A LIMIT or FETCH FIRST clause reduces the number of returned records for a statement. Limit pushdown enables a connector to push processing of such queries of unsorted record to the underlying data source.

A pushdown of this clause can improve the performance of the query and significantly reduce the amount of data transferred from the data source to Trino.

Queries include sections such as LIMIT N or FETCH FIRST N ROWS.

Implementation and support is connector-specific since different data sources have varying capabilities.

## Top-N pushdown#

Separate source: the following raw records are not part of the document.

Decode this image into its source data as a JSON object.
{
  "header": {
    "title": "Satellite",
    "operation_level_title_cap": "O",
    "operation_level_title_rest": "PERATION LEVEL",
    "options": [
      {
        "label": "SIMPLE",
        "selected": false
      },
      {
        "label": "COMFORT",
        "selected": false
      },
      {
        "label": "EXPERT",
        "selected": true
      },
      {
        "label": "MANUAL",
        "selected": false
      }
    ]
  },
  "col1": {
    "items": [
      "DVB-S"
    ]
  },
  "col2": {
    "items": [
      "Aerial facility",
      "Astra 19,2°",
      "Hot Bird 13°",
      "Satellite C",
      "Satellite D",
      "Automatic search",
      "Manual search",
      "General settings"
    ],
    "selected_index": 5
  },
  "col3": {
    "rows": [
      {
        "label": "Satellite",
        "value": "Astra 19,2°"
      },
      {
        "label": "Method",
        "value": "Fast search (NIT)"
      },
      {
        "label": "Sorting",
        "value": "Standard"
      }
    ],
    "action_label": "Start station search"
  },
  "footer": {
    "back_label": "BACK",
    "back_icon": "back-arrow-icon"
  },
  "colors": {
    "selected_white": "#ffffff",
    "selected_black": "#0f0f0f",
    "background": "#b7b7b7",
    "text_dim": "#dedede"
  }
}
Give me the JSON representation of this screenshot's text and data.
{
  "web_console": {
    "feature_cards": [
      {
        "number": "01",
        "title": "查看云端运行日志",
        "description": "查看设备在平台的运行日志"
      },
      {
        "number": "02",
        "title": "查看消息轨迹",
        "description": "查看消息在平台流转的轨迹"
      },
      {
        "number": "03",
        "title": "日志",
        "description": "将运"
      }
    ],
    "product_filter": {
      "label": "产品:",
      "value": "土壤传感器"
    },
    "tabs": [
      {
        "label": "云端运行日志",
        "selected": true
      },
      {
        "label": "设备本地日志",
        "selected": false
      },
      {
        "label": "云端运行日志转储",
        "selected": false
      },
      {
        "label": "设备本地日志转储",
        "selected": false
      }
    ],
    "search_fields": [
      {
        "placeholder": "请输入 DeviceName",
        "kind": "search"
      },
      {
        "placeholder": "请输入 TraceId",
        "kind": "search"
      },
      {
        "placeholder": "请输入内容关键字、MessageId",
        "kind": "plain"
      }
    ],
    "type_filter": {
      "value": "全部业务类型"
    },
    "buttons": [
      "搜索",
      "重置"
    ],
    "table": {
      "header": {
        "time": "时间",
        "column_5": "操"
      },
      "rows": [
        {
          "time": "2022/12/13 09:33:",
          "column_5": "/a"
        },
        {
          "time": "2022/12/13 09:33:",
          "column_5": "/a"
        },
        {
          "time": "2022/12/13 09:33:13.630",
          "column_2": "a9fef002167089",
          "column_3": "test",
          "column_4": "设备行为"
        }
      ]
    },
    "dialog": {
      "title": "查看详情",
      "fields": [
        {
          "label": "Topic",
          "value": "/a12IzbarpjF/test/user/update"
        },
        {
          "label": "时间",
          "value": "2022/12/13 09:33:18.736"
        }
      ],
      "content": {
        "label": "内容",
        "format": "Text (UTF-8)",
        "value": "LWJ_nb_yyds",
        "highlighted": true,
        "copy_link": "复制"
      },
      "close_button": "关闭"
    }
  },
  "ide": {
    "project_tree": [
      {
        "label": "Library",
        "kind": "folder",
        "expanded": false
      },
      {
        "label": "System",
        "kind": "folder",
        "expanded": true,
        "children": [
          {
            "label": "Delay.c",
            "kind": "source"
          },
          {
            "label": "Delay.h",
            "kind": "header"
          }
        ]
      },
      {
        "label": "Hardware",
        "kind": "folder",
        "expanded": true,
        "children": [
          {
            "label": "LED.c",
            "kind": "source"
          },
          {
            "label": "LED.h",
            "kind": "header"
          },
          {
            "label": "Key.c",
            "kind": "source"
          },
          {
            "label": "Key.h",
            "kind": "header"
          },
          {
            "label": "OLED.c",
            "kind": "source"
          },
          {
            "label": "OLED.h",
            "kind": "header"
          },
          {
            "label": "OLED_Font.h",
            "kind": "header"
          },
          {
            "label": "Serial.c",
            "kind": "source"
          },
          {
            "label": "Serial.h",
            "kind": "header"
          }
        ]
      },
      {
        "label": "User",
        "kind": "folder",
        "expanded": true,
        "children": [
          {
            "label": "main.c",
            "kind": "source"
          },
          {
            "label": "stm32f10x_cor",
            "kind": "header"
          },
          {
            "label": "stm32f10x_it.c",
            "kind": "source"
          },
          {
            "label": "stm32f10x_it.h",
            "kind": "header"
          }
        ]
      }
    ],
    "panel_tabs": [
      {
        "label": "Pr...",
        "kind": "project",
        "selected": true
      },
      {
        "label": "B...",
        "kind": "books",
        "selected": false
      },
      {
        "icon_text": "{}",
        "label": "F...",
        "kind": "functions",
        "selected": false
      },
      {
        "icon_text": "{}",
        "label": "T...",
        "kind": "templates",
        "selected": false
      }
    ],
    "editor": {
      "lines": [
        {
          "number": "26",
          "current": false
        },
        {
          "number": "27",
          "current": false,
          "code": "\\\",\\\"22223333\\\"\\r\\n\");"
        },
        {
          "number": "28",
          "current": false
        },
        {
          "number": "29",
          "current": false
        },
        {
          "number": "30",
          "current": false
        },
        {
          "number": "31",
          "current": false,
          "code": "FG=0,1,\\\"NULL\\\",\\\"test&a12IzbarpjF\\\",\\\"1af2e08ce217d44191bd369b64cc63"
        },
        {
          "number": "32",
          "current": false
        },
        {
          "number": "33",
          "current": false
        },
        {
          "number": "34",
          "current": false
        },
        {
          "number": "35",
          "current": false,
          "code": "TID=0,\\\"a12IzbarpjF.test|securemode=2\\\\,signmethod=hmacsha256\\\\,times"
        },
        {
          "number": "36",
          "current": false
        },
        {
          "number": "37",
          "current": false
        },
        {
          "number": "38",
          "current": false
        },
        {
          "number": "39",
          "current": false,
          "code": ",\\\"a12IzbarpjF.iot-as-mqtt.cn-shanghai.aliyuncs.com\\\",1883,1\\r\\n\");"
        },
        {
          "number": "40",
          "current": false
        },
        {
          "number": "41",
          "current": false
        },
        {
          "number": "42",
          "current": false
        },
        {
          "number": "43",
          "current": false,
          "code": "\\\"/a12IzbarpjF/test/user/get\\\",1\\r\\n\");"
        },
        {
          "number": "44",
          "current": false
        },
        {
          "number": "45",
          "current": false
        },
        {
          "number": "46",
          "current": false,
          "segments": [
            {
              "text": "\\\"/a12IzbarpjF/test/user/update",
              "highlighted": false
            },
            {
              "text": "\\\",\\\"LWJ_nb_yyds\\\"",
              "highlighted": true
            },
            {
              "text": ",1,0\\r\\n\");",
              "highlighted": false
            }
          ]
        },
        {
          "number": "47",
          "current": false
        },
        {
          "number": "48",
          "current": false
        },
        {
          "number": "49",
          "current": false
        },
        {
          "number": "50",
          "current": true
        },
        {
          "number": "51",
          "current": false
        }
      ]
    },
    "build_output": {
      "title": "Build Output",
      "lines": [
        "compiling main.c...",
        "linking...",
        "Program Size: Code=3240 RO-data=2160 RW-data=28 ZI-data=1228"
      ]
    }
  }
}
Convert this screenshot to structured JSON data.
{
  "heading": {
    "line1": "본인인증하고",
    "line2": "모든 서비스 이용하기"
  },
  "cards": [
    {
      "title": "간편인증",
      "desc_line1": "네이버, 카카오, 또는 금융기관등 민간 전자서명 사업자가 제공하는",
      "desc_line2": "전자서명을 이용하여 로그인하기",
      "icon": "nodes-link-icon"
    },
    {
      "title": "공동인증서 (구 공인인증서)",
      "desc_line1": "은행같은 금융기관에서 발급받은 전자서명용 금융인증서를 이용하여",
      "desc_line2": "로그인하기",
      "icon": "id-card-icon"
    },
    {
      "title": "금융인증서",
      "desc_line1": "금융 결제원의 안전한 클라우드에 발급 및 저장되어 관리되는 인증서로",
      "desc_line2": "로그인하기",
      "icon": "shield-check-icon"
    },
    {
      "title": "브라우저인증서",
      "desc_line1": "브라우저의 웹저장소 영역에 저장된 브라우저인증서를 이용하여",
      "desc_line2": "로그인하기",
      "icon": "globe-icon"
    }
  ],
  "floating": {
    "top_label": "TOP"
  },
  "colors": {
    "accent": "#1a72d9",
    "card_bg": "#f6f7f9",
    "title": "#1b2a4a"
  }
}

The combination of a LIMIT or FETCH FIRST clause with an ORDER BY clause creates a small set of records to return out of a large sorted dataset. It relies on the order to determine which records need to be returned, and is therefore quite different to optimize compared to a Limit pushdown.

The pushdown for such a query is called a Top-N pushdown, since the operation is returning the top N rows. It enables a connector to push processing of such queries to the underlying data source, and therefore significantly reduces the amount of data transferred to and processed by Trino.

Queries include sections such as ORDER BY ... LIMIT N or ORDER BY ... FETCH FIRST N ROWS.

Implementation and support is connector-specific since different data sources support different SQL syntax and processing.